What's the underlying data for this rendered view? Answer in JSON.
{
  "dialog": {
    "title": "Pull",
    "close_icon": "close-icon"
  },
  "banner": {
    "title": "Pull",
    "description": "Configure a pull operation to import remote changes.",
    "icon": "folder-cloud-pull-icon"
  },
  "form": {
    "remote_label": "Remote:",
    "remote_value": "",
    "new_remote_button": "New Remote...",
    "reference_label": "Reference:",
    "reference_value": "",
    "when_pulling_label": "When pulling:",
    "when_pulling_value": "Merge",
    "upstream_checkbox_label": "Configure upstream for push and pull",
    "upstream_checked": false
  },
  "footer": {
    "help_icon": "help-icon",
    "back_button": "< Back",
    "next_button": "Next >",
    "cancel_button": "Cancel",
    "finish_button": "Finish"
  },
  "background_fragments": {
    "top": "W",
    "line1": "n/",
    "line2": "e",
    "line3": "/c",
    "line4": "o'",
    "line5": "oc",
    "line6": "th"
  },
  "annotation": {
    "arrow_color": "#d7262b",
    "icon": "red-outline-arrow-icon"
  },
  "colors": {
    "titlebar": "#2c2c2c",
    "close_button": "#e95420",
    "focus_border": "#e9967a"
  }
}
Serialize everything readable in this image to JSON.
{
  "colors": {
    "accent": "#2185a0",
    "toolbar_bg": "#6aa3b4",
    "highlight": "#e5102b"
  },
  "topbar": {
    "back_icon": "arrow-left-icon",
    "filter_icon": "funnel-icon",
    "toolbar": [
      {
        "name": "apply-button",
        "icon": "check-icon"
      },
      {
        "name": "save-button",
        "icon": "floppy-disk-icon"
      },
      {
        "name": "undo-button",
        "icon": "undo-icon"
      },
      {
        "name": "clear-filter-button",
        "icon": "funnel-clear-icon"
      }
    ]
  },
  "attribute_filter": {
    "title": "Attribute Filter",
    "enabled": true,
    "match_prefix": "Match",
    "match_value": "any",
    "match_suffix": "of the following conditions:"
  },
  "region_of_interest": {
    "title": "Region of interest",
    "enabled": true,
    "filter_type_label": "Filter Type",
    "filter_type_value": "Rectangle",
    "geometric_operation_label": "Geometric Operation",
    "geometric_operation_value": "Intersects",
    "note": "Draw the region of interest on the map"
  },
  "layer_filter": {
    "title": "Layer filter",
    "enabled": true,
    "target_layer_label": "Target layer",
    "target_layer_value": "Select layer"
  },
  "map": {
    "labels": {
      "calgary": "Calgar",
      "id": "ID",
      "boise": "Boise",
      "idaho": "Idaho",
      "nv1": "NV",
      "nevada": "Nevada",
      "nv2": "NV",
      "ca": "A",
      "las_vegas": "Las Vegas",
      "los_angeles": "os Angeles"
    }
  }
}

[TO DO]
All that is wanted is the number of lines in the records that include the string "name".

[WRITTEN RESPONSE]
4